The new rules will stimulate the creation and dissemination of more high-value content and allow for more digital uses in core areas of society, while safeguarding freedom of expression and other fundamental rights”

But here’s what that actually means in practice. Bear in mind that this directive may be enacted differently in different nations over the coming years. In some areas it is deliberately vague and national legislation will clarify it.

Article 17 in bullet points

  • Content providers (that’s platforms – including your blog if you have guest posts or use photos) should seek to obtain authorisation from rights holders for the materials they host.
    • This should be their “best effort.” It does not mean they must obtain authorisation.
    • These efforts should be proportionate to the means at a platform’s disposal. That means you, as a website owner and sole trader, do not need to hire a team of lawyers to do due diligence. YouTube needs to be far more rigorous.
  • If you see your work somewhere and have not given permission, you can request for it to be taken down – and remain down.
  • There are exemptions for (a) quotation, criticism, review; and (b) use for the purpose of caricature, parody or pastiche.

Amazon: More Tax, More Lawsuits, More…Space?

Who’d have thought Jeff Bezos announcing plans to launch himself into space would take second place in the news to European copyright law? But here we are. It has been a very busy week for Amazon.

First there was the G7. The meeting of the G7 finance ministers had tech giants very firmly in their sites. Specifically, they had their eyes on tech companies’ tax liabilities. What they wanted was for the biggest companies to pay tax in the places where their revenue is created – not in their lower tax host countries. The deal reached seeks to avoid the practice of offshoring tax liability by creating a global minimum tax of 15%. In principle this will take away the incentive for companies like Amazon to register in low tax regimes – by removing those regimes. In practice…we’ll see.

Meanwhile, Amazon seems to be asking people to bring on the lawsuits. This comes, of course, as they face a growing number of antitrust actions. This move is not on the level of antitrust, but that of consumer protection. Under revised terms of service, consumers will no longer have to demonstrate they have exhausted Amazon’s arbitration before taking legal action.

Self-publishing at This Month’s Online Fairs

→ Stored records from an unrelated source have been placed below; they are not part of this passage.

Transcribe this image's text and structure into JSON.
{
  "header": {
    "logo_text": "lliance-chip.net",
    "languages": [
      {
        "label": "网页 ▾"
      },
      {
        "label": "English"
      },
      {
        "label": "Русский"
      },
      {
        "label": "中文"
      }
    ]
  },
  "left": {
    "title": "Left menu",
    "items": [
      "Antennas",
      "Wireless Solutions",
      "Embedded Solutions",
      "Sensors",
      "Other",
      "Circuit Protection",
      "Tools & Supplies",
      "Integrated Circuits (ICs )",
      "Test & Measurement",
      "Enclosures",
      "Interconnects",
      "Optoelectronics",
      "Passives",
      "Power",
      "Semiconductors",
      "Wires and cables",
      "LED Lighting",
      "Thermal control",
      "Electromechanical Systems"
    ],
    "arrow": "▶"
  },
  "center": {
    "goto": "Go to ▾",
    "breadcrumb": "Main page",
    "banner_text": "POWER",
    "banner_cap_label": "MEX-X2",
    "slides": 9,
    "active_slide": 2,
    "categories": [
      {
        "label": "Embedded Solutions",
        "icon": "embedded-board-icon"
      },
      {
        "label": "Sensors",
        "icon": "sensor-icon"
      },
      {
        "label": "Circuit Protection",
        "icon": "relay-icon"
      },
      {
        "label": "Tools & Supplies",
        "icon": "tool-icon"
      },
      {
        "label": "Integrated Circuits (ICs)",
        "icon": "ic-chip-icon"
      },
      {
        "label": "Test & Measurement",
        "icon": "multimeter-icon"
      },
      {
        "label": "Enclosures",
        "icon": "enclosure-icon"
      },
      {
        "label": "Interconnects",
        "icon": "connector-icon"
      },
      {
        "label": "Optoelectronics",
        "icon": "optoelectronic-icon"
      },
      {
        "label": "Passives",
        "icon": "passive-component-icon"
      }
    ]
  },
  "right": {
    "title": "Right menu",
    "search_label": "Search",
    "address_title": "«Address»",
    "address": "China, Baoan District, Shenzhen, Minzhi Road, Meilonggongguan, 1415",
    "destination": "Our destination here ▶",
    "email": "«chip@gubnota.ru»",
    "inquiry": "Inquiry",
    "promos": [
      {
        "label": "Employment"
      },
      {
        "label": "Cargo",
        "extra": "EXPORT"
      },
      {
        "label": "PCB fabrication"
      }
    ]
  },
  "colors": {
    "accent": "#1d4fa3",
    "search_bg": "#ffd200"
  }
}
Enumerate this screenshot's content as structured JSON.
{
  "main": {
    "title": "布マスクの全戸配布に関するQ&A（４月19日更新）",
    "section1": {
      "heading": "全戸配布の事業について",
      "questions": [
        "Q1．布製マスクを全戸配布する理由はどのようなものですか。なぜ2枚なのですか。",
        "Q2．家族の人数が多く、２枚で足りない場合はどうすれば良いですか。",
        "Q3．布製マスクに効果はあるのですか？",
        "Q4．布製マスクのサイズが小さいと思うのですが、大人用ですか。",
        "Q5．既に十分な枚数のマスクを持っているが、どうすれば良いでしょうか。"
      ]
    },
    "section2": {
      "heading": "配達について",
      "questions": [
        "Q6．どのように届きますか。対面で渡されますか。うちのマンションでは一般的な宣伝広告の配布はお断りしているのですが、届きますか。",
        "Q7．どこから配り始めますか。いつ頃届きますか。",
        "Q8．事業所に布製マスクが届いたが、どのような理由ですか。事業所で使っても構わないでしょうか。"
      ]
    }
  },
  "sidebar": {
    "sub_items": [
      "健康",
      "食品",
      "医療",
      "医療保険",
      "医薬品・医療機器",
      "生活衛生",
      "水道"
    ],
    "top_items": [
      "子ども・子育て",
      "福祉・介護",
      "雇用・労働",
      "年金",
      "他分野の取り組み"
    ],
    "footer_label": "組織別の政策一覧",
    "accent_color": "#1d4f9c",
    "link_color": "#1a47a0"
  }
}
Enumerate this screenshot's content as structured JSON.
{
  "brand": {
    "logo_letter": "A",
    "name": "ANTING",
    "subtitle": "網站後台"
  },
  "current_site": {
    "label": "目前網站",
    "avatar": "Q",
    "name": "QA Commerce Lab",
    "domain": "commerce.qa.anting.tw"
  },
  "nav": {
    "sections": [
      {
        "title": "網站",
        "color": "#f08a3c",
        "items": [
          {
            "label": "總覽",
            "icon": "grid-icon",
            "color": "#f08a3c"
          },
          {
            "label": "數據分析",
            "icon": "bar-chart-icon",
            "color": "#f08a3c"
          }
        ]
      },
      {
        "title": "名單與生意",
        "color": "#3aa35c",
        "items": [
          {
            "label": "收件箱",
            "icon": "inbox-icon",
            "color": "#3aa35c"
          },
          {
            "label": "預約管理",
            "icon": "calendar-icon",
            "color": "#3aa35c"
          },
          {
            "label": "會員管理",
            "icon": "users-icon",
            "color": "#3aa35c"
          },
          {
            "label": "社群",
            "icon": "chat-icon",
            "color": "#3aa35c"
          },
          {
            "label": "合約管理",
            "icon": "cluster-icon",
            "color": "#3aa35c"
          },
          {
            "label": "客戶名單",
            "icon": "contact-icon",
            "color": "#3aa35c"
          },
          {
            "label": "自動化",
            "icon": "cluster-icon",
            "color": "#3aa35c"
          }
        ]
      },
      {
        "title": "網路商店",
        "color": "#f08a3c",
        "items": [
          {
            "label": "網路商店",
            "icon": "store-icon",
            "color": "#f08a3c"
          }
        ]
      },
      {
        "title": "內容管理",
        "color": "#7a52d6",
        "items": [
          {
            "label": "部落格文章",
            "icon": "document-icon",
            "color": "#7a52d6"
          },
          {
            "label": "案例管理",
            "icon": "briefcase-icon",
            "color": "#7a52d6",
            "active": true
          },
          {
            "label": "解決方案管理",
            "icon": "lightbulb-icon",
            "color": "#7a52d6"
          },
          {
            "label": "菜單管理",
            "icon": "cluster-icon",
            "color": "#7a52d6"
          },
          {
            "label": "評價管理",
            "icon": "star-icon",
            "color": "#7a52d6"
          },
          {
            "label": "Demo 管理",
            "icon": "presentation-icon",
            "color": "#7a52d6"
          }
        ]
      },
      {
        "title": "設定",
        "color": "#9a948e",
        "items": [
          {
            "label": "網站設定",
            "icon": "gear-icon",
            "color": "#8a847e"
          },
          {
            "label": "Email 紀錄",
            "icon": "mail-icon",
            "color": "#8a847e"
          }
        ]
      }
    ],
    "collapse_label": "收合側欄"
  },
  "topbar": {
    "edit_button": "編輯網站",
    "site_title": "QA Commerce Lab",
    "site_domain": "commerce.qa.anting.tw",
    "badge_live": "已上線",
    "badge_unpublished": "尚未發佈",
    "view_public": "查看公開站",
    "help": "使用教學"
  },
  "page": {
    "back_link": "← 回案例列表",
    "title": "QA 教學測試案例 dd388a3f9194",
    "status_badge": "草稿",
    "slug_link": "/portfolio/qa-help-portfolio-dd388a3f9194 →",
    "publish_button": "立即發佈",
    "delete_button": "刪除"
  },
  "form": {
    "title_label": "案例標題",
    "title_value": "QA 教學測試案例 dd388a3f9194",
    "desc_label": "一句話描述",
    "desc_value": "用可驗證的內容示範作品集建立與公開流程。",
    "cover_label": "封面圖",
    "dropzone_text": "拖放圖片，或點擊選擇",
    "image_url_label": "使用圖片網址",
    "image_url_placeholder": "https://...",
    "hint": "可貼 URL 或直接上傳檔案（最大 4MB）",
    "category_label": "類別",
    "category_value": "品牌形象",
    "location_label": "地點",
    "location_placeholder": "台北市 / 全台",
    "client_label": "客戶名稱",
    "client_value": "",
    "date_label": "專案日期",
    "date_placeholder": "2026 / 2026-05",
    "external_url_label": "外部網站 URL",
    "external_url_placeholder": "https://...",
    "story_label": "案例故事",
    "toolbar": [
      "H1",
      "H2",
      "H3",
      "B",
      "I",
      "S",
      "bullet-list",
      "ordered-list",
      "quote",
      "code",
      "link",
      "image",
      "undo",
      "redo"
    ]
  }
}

This week the utterly different online edition of London Book Fair got underway. The event will sprawl its way across June. It has kicked off with news that will hardly help Amazon’s week – that Findaway Voices has won Audiobook Publisher of the Year. And there will be things for indie authors towards the end of the month. But it’s not the month’s highlight.

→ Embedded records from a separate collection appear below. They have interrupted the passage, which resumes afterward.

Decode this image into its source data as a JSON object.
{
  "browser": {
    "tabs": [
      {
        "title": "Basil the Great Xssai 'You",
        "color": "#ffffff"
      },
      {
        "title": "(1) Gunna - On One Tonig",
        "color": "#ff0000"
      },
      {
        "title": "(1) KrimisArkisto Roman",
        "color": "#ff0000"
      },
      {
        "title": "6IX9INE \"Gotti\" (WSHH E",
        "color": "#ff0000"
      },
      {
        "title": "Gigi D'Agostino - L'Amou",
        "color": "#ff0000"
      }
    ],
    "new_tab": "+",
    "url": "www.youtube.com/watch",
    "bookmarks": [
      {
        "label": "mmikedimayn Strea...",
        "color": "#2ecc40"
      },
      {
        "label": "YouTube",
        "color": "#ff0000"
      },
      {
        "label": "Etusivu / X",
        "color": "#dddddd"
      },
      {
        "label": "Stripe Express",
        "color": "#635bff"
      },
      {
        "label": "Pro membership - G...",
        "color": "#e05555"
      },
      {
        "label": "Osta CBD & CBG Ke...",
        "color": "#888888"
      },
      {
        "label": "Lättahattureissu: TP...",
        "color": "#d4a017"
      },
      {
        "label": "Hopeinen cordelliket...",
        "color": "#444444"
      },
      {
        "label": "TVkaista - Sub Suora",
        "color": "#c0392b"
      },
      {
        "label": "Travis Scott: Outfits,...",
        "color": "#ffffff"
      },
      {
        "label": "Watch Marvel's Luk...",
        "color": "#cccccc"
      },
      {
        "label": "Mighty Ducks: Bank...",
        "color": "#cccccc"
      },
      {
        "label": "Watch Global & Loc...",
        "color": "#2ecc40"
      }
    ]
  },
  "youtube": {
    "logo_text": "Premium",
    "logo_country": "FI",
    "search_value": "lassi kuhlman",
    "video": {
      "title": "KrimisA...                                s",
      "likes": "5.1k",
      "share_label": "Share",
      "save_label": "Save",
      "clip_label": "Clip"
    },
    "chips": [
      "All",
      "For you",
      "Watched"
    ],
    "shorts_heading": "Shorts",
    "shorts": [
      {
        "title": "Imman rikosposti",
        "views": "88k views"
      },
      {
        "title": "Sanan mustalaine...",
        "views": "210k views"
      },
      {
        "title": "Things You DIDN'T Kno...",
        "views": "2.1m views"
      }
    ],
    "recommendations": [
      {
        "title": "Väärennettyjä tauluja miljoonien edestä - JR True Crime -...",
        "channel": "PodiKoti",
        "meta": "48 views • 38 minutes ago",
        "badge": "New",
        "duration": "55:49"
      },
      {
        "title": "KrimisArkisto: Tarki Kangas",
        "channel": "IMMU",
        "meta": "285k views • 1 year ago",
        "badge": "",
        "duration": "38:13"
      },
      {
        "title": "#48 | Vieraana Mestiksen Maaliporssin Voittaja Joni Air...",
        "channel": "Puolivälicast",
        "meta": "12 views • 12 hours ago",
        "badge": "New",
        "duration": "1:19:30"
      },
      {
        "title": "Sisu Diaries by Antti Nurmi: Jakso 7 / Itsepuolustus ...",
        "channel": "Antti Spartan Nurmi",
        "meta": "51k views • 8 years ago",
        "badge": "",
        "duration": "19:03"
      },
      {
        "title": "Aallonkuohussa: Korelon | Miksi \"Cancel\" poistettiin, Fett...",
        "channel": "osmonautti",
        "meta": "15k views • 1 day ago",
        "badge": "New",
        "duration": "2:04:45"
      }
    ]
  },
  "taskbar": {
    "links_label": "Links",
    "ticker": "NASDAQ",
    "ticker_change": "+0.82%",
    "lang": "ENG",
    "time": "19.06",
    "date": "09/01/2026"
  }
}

Last year, the conference that made the first decisive move to go online was Bologna Children’s Book Fair. They are, of course, online again this year. But it is particularly encouraging that they are showcasing self-publishing. “How to self-publish in Italy” will be given a dedicated half day to itself next Wednesday. I’m delighted to see this conference take the lead yet again. And for the second (at least) year running, London could learn a useful lesson from them!

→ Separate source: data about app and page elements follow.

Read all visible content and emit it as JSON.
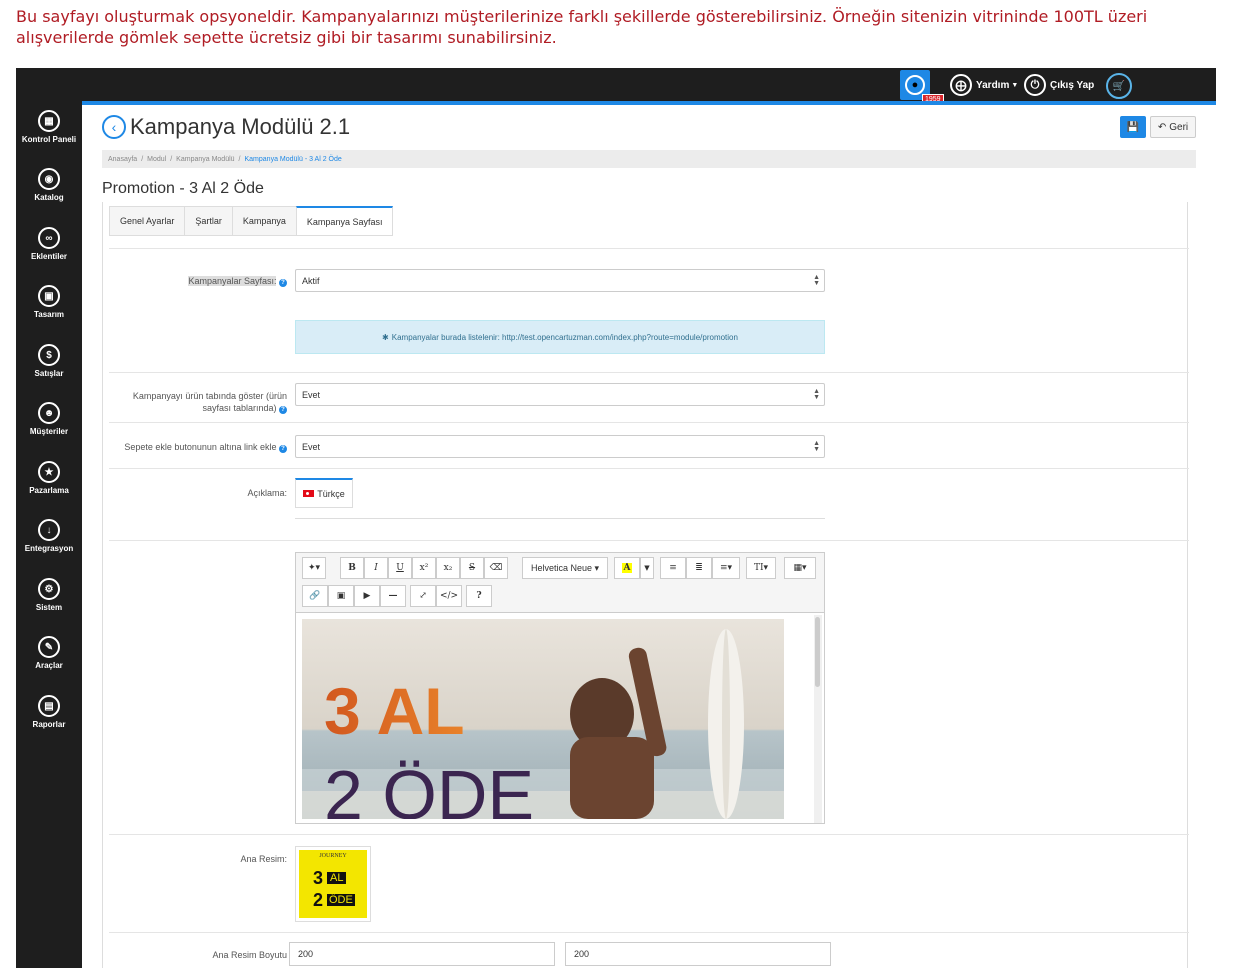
{
  "intro_text": "Bu sayfayı oluşturmak opsyoneldir. Kampanyalarınızı müşterilerinize farklı şekillerde gösterebilirsiniz. Örneğin sitenizin vitrininde 100TL üzeri alışverilerde gömlek sepette ücretsiz gibi bir tasarımı sunabilirsiniz.",
  "topbar": {
    "notification_count": "1959",
    "help_label": "Yardım",
    "logout_label": "Çıkış Yap"
  },
  "sidebar": {
    "items": [
      {
        "label": "Kontrol Paneli",
        "icon": "dashboard-icon"
      },
      {
        "label": "Katalog",
        "icon": "catalog-icon"
      },
      {
        "label": "Eklentiler",
        "icon": "extensions-icon"
      },
      {
        "label": "Tasarım",
        "icon": "design-icon"
      },
      {
        "label": "Satışlar",
        "icon": "sales-icon"
      },
      {
        "label": "Müşteriler",
        "icon": "customers-icon"
      },
      {
        "label": "Pazarlama",
        "icon": "marketing-icon"
      },
      {
        "label": "Entegrasyon",
        "icon": "integration-icon"
      },
      {
        "label": "Sistem",
        "icon": "system-icon"
      },
      {
        "label": "Araçlar",
        "icon": "tools-icon"
      },
      {
        "label": "Raporlar",
        "icon": "reports-icon"
      }
    ]
  },
  "header": {
    "title": "Kampanya Modülü 2.1",
    "back_label": "Geri"
  },
  "breadcrumb": [
    "Anasayfa",
    "Modul",
    "Kampanya Modülü",
    "Kampanya Modülü - 3 Al 2 Öde"
  ],
  "panel_title": "Promotion - 3 Al 2 Öde",
  "tabs": [
    "Genel Ayarlar",
    "Şartlar",
    "Kampanya",
    "Kampanya Sayfası"
  ],
  "form": {
    "campaign_page_label": "Kampanyalar Sayfası:",
    "campaign_page_value": "Aktif",
    "info_text": "Kampanyalar burada listelenir: http://test.opencartuzman.com/index.php?route=module/promotion",
    "show_in_tab_label_1": "Kampanyayı ürün tabında göster (ürün",
    "show_in_tab_label_2": "sayfası tablarında)",
    "show_in_tab_value": "Evet",
    "add_link_label": "Sepete ekle butonunun altına link ekle",
    "add_link_value": "Evet",
    "description_label": "Açıklama:",
    "language_tab": "Türkçe",
    "main_image_label": "Ana Resim:",
    "main_image_size_label": "Ana Resim Boyutu",
    "width_value": "200",
    "height_value": "200"
  },
  "editor": {
    "font_name": "Helvetica Neue",
    "image_text_top": "3 AL",
    "image_text_bottom": "2 ÖDE"
  },
  "thumbnail": {
    "brand": "JOURNEY",
    "line1_num": "3",
    "line1_word": "AL",
    "line2_num": "2",
    "line2_word": "ÖDE"
  }
}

ALLi’s Podcast Recognized

One of the highlights of my month is getting to talk with Howard about the self-publishing news for the ALLi podcast. This, of course, is just one of the fabulous weekly podcasts ALLi puts on. And we are delighted to have had our podcast recognised for the value it provides by Welp in this fabulous list. This is perfect timing as ALLi has just launched a book on podcasting for indie authors, which you can find out all about here.

what the EU Copyright Directive means for you and other top #selfpub news stories for #indieauthors, in one quick read, by #ALLi News Editor Dan Holloway @agnieszkasshoes #digitaleconomy #publishingopenup Click To Tweet

Upcoming Conferences and Events

Help us fill this with great online events in the coming weeks and months.

Bay Area Independent Publishers Association (BAIPA) – Zoom meetings the 2nd Saturday of each month

 

JUNE 2021

Indie Author Week, 12-19 June
How to Self-publish in Italy, 16 June
American Libraries Association Annual Conference, 23-29 Jun

JULY

Comic Con, 22-25 Jul

Over to You

Leave a Reply

Your email address will not be published. Required fields are marked *